Indeed, there’s a greater emphasis on other effects that can be programmed within each kit, so you can add delay, snap, reverb and a lot more to sounds should you wish and be as subtle or dramatic as you like. In fact, this is a real strength of 8S over the original which, from memory, didn’t offer nearly as much.
Kits-wise, you get 128 different ones (with a number of non-filled user locations) which can be altered on each pattern, so it’s easy to find a well-programmed pattern and completely change its attitude and genre just by loading in a new kit or sound per part. The Shuffle control also offers a surprising amount of variation for each pattern, too.
With all of these extra patterns and the much larger range of kit sounds available, TR-8S definitely delivers a lot more variation than the original. This may be seen as more of a scattergun approach but really, it’s more what you make it and the flexibility is there to make this a drum machine for whatever style of music you make. I can see it being used in a huge variety of beat-making scenarios, with users very much customising it to their needs – it’s so easy to do so, after all.
TR-8S certainly retains all the great programmability of the original and it exceeds that unit’s performance potential – this is a great live drum machine. However, it is rather less about directly competing in the authenticity stakes with the original drum machines. You do get a very good emulation of those originals, but a lot more besides – 8S is about expanding the drum-machine remit into all sorts of different beat areas.
So it’s providing all of your beat needs, rather than just those vintage ones, and I’d argue that if you just want the classic tones, you’d probably be better off with Roland’s Boutique TR-08 and TR-09 – you could buy one of each for the costs of the 8S. Which leads me neatly to that cost issue.
A shade over £600 is expensive (the original TR-8 was pricey at £499) especially when compared to something like the DrumBrute (see below). However, TR-8S, like I hinted at above, is a now a hugely flexible drum beast. There are more effects, more sounds, and more of what you want a drum machine to be.
It’s a lot more than ‘just’ classic Roland beats and you do get a lot of drums for that cash. More importantly, you can quickly twist and turn this machine into whatever you want it to be.
Do I really need this?
It’s always nice to own a hardware drum machine – adding notes live or step sequencing beats drawing notes on your computer screen any day. However, you have to ask yourself what you’re going to use it for, because shelling out £600 on something you can do in software may be questionable. But if you want performance and flexibility, Roland’s TR-8S is hard to beat.

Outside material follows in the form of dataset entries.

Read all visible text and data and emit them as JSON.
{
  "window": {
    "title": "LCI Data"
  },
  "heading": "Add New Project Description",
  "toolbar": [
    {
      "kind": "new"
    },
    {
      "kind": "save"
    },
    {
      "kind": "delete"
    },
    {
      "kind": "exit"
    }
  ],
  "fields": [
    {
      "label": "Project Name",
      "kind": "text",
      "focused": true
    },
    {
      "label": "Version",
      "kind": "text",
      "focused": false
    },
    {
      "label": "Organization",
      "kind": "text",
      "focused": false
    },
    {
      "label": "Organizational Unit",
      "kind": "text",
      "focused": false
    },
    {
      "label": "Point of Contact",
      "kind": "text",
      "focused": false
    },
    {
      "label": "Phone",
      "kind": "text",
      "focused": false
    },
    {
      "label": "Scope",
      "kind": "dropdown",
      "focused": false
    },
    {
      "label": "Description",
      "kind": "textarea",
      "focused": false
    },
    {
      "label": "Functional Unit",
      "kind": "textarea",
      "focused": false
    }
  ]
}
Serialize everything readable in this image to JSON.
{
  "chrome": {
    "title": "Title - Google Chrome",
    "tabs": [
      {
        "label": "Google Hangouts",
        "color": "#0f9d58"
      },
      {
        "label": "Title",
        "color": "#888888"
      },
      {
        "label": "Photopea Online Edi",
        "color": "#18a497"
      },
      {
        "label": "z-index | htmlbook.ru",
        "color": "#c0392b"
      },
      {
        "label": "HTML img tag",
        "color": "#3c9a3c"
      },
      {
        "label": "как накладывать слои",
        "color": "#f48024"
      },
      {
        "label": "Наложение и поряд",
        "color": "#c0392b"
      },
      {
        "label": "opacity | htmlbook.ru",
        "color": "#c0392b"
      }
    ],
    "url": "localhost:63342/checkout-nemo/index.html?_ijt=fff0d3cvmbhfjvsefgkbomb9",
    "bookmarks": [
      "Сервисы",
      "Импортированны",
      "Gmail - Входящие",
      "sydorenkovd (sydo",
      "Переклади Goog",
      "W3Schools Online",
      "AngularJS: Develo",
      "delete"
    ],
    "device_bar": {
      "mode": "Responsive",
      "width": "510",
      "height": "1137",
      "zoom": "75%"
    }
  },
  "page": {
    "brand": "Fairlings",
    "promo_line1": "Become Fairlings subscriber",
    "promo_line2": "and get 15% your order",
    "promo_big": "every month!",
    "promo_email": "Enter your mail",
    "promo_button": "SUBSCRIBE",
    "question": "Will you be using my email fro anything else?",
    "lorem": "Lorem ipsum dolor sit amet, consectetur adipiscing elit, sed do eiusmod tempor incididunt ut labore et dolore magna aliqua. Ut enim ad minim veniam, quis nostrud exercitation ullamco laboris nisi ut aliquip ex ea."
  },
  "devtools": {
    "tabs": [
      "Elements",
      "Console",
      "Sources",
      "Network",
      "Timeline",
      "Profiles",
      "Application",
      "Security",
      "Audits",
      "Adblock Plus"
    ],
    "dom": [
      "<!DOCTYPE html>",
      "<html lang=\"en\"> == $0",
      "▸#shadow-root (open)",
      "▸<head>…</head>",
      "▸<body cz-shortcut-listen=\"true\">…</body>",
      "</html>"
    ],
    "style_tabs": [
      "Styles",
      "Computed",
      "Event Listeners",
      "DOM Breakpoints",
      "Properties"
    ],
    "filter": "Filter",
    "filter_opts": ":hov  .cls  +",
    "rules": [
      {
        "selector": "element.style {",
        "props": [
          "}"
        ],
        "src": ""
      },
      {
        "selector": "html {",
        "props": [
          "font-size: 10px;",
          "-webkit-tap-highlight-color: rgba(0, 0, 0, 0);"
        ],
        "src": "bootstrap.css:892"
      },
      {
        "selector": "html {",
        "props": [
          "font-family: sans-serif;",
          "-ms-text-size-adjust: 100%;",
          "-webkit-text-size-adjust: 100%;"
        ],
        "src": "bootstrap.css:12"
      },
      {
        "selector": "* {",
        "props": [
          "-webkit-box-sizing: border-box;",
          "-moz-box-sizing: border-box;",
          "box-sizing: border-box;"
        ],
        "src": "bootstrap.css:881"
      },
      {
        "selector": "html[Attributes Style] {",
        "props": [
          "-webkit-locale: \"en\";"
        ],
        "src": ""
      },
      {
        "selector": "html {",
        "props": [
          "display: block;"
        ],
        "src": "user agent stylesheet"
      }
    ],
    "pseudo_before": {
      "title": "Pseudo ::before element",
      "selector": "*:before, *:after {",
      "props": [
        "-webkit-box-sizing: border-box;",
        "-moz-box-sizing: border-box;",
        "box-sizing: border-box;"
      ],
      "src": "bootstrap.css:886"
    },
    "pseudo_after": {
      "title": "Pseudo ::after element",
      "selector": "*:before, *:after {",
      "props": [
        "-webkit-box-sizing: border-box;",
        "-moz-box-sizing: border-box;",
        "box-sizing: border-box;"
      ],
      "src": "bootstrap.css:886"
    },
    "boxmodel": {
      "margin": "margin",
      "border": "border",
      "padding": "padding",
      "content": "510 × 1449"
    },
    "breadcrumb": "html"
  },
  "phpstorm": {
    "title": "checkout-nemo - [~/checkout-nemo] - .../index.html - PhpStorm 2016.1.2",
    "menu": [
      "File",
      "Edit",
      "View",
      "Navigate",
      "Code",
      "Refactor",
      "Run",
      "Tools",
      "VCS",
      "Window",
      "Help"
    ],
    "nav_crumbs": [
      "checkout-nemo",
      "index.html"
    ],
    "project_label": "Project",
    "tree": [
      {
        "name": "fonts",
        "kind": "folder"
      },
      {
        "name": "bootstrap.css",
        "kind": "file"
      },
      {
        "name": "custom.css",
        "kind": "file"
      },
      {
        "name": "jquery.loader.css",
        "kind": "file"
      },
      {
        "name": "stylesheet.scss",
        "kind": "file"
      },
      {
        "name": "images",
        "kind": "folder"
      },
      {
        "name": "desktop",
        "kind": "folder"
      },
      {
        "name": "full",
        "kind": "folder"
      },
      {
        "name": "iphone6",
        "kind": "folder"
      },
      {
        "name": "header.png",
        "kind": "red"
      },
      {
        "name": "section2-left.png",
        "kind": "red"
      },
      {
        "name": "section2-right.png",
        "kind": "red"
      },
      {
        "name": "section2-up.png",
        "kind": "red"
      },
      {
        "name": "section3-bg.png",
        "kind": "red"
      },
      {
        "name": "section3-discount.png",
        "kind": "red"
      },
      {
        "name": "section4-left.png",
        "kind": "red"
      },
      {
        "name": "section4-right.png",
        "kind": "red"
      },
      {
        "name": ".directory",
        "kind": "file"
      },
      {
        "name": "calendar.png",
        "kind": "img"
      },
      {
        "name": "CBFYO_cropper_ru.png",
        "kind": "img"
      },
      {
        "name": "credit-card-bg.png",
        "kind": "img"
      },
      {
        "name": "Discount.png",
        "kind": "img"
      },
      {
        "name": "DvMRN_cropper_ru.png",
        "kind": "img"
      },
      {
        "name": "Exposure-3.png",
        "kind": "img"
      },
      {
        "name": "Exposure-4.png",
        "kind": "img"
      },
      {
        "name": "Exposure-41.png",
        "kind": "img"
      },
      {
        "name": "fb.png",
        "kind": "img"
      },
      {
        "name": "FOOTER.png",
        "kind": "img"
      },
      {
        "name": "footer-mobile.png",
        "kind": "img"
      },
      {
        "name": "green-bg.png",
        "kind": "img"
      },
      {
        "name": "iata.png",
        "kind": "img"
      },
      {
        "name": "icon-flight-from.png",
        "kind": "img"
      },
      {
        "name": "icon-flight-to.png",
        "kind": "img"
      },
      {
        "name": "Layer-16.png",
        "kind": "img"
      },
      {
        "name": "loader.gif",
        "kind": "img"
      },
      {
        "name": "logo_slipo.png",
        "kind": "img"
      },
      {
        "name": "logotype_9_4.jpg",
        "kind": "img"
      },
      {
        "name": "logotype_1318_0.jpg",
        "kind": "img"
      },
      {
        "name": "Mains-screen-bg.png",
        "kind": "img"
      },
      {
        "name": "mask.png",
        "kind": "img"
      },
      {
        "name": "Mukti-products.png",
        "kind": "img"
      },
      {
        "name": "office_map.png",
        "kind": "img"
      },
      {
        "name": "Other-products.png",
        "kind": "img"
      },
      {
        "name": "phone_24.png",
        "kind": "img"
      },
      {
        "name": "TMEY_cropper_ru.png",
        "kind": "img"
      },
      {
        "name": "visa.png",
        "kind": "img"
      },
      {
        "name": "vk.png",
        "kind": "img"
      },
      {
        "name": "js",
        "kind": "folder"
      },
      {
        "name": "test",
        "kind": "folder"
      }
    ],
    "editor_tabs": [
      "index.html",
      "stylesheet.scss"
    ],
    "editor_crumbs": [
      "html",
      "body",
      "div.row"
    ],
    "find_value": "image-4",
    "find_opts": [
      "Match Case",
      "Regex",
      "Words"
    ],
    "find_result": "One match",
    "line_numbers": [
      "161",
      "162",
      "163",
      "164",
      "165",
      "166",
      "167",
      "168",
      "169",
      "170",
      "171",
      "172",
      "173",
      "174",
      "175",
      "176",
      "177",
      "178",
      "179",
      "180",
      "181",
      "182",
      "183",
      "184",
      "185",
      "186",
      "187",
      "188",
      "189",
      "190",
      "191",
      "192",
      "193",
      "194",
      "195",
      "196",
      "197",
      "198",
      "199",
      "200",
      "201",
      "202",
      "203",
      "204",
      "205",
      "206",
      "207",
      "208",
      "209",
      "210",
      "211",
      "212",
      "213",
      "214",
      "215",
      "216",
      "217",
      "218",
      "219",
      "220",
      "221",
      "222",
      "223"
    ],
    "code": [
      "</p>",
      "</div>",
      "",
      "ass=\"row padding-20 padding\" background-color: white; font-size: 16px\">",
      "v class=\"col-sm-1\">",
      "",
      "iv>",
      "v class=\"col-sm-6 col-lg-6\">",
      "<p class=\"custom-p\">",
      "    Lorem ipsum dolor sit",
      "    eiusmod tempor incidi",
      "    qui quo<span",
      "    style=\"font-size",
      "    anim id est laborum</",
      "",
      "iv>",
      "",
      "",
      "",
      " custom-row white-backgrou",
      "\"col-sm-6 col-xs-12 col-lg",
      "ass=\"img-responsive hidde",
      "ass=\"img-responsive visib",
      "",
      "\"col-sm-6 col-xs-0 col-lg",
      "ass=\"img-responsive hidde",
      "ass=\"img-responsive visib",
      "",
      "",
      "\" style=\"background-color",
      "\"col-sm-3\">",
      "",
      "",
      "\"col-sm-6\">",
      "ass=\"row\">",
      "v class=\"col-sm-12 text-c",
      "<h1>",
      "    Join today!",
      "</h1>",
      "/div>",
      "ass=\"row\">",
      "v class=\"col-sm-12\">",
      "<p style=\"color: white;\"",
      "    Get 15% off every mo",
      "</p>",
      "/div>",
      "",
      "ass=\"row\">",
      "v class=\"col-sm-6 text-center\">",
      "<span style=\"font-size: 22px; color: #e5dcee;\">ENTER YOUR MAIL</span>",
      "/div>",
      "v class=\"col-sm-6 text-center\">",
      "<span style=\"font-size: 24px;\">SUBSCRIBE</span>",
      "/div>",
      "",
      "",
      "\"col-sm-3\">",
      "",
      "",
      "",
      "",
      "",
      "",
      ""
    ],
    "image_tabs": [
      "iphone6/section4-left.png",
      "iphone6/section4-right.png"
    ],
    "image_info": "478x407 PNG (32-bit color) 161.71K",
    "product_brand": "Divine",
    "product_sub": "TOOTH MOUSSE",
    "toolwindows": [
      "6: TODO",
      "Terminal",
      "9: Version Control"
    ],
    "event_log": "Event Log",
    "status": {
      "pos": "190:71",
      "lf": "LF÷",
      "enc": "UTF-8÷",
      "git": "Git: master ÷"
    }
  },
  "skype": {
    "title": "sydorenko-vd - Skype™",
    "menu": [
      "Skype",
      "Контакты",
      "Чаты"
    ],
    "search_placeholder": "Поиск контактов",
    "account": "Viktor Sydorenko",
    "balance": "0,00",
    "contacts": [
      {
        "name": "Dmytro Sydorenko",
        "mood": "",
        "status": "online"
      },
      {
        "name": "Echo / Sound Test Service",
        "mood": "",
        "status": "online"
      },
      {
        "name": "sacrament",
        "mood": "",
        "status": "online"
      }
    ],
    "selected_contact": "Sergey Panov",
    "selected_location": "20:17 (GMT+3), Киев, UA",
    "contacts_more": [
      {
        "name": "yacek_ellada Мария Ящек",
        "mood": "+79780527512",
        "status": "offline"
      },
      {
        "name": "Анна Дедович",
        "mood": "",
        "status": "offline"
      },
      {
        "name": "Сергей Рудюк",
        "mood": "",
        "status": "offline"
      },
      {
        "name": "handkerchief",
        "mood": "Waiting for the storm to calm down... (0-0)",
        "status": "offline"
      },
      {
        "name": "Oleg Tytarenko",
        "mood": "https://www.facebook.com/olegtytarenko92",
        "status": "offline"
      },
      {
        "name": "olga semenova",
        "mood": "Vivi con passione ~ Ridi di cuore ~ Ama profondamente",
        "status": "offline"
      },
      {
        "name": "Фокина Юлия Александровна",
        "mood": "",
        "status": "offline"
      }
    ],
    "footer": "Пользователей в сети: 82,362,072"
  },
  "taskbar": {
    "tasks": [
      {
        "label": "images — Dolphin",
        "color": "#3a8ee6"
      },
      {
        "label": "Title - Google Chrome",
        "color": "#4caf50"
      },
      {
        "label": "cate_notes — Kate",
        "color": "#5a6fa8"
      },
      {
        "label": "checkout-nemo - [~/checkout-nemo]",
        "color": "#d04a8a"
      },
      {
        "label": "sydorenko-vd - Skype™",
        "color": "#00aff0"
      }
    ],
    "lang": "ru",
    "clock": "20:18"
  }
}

Boutique TR-08 and TR-09 £349
Sometimes, you do feel Roland is competing with itself on some levels, but the Boutique TR-08 and TR-09 offer all the original sounds and ease of use for much less cash. They are small and the TR-08S’s remit is much bigger.
A fully featured analogue drum machine for less than £400 is not bad at all. This machine is great for dance music with a few nods to Roland’s sounds, although TR-8S is ultimately a lot more flexible in terms of its approach and effects.